*Given records*:
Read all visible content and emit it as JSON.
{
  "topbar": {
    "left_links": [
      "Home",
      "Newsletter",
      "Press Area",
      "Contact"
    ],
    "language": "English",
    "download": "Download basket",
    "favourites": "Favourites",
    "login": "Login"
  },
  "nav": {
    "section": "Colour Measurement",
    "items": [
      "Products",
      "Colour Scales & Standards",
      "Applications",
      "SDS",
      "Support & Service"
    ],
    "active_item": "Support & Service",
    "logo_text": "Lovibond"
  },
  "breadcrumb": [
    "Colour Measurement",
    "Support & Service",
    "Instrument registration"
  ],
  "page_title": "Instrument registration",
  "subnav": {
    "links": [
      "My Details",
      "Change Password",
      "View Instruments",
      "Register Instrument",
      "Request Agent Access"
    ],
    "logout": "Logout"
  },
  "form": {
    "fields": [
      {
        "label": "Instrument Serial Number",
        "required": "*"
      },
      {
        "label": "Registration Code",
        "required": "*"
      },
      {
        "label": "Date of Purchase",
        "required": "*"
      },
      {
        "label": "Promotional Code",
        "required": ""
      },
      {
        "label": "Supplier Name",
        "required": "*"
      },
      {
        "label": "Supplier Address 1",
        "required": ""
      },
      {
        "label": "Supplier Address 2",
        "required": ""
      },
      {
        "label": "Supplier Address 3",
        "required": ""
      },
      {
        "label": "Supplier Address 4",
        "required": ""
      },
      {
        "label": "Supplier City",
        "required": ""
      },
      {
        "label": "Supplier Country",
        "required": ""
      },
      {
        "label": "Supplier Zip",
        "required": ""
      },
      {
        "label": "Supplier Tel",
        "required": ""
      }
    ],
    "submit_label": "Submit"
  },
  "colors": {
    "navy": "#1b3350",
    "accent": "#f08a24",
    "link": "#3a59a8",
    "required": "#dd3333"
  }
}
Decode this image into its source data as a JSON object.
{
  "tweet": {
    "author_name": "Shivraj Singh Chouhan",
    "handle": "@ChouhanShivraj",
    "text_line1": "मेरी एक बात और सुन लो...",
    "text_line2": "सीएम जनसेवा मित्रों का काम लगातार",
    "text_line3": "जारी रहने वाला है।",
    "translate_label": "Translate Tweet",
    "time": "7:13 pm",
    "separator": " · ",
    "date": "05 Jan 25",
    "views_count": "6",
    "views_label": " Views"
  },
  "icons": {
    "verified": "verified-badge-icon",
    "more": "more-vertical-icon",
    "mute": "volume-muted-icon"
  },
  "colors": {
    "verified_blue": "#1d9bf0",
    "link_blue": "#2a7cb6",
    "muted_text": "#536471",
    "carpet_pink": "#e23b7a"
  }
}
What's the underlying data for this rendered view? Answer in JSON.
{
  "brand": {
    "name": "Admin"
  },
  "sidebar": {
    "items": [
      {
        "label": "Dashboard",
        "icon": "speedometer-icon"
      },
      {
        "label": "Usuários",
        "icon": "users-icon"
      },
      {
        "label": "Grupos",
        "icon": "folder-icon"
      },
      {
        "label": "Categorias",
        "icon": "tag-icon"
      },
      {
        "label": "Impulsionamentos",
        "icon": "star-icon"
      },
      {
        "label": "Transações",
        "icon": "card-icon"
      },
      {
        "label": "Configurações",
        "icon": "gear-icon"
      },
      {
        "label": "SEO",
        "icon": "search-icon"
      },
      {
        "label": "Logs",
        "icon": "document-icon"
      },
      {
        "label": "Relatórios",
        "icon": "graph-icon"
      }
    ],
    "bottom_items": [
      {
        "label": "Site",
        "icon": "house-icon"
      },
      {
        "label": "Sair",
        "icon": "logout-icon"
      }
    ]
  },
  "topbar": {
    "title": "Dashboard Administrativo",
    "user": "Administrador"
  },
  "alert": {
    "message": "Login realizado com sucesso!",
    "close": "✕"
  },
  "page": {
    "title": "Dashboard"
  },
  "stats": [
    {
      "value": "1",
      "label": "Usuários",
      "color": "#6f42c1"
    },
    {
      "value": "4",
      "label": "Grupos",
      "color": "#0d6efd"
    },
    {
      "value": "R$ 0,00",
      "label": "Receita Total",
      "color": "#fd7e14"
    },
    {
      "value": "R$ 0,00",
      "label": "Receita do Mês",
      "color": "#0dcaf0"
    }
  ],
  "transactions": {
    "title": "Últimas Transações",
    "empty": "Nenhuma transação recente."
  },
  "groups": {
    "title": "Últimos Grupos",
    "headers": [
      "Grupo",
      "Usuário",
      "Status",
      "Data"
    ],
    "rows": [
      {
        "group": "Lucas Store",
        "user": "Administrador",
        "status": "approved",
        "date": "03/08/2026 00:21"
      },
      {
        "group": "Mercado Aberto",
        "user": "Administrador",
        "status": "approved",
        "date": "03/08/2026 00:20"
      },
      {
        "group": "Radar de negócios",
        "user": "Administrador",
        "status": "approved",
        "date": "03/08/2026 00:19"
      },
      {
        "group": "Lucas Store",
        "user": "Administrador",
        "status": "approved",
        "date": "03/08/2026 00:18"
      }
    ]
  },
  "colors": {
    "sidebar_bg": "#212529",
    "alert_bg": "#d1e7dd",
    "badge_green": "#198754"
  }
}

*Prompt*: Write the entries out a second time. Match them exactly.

*Result of the task*:
Read all visible content and emit it as JSON.
{
  "topbar": {
    "left_links": [
      "Home",
      "Newsletter",
      "Press Area",
      "Contact"
    ],
    "language": "English",
    "download": "Download basket",
    "favourites": "Favourites",
    "login": "Login"
  },
  "nav": {
    "section": "Colour Measurement",
    "items": [
      "Products",
      "Colour Scales & Standards",
      "Applications",
      "SDS",
      "Support & Service"
    ],
    "active_item": "Support & Service",
    "logo_text": "Lovibond"
  },
  "breadcrumb": [
    "Colour Measurement",
    "Support & Service",
    "Instrument registration"
  ],
  "page_title": "Instrument registration",
  "subnav": {
    "links": [
      "My Details",
      "Change Password",
      "View Instruments",
      "Register Instrument",
      "Request Agent Access"
    ],
    "logout": "Logout"
  },
  "form": {
    "fields": [
      {
        "label": "Instrument Serial Number",
        "required": "*"
      },
      {
        "label": "Registration Code",
        "required": "*"
      },
      {
        "label": "Date of Purchase",
        "required": "*"
      },
      {
        "label": "Promotional Code",
        "required": ""
      },
      {
        "label": "Supplier Name",
        "required": "*"
      },
      {
        "label": "Supplier Address 1",
        "required": ""
      },
      {
        "label": "Supplier Address 2",
        "required": ""
      },
      {
        "label": "Supplier Address 3",
        "required": ""
      },
      {
        "label": "Supplier Address 4",
        "required": ""
      },
      {
        "label": "Supplier City",
        "required": ""
      },
      {
        "label": "Supplier Country",
        "required": ""
      },
      {
        "label": "Supplier Zip",
        "required": ""
      },
      {
        "label": "Supplier Tel",
        "required": ""
      }
    ],
    "submit_label": "Submit"
  },
  "colors": {
    "navy": "#1b3350",
    "accent": "#f08a24",
    "link": "#3a59a8",
    "required": "#dd3333"
  }
}
Decode this image into its source data as a JSON object.
{
  "tweet": {
    "author_name": "Shivraj Singh Chouhan",
    "handle": "@ChouhanShivraj",
    "text_line1": "मेरी एक बात और सुन लो...",
    "text_line2": "सीएम जनसेवा मित्रों का काम लगातार",
    "text_line3": "जारी रहने वाला है।",
    "translate_label": "Translate Tweet",
    "time": "7:13 pm",
    "separator": " · ",
    "date": "05 Jan 25",
    "views_count": "6",
    "views_label": " Views"
  },
  "icons": {
    "verified": "verified-badge-icon",
    "more": "more-vertical-icon",
    "mute": "volume-muted-icon"
  },
  "colors": {
    "verified_blue": "#1d9bf0",
    "link_blue": "#2a7cb6",
    "muted_text": "#536471",
    "carpet_pink": "#e23b7a"
  }
}
What's the underlying data for this rendered view? Answer in JSON.
{
  "brand": {
    "name": "Admin"
  },
  "sidebar": {
    "items": [
      {
        "label": "Dashboard",
        "icon": "speedometer-icon"
      },
      {
        "label": "Usuários",
        "icon": "users-icon"
      },
      {
        "label": "Grupos",
        "icon": "folder-icon"
      },
      {
        "label": "Categorias",
        "icon": "tag-icon"
      },
      {
        "label": "Impulsionamentos",
        "icon": "star-icon"
      },
      {
        "label": "Transações",
        "icon": "card-icon"
      },
      {
        "label": "Configurações",
        "icon": "gear-icon"
      },
      {
        "label": "SEO",
        "icon": "search-icon"
      },
      {
        "label": "Logs",
        "icon": "document-icon"
      },
      {
        "label": "Relatórios",
        "icon": "graph-icon"
      }
    ],
    "bottom_items": [
      {
        "label": "Site",
        "icon": "house-icon"
      },
      {
        "label": "Sair",
        "icon": "logout-icon"
      }
    ]
  },
  "topbar": {
    "title": "Dashboard Administrativo",
    "user": "Administrador"
  },
  "alert": {
    "message": "Login realizado com sucesso!",
    "close": "✕"
  },
  "page": {
    "title": "Dashboard"
  },
  "stats": [
    {
      "value": "1",
      "label": "Usuários",
      "color": "#6f42c1"
    },
    {
      "value": "4",
      "label": "Grupos",
      "color": "#0d6efd"
    },
    {
      "value": "R$ 0,00",
      "label": "Receita Total",
      "color": "#fd7e14"
    },
    {
      "value": "R$ 0,00",
      "label": "Receita do Mês",
      "color": "#0dcaf0"
    }
  ],
  "transactions": {
    "title": "Últimas Transações",
    "empty": "Nenhuma transação recente."
  },
  "groups": {
    "title": "Últimos Grupos",
    "headers": [
      "Grupo",
      "Usuário",
      "Status",
      "Data"
    ],
    "rows": [
      {
        "group": "Lucas Store",
        "user": "Administrador",
        "status": "approved",
        "date": "03/08/2026 00:21"
      },
      {
        "group": "Mercado Aberto",
        "user": "Administrador",
        "status": "approved",
        "date": "03/08/2026 00:20"
      },
      {
        "group": "Radar de negócios",
        "user": "Administrador",
        "status": "approved",
        "date": "03/08/2026 00:19"
      },
      {
        "group": "Lucas Store",
        "user": "Administrador",
        "status": "approved",
        "date": "03/08/2026 00:18"
      }
    ]
  },
  "colors": {
    "sidebar_bg": "#212529",
    "alert_bg": "#d1e7dd",
    "badge_green": "#198754"
  }
}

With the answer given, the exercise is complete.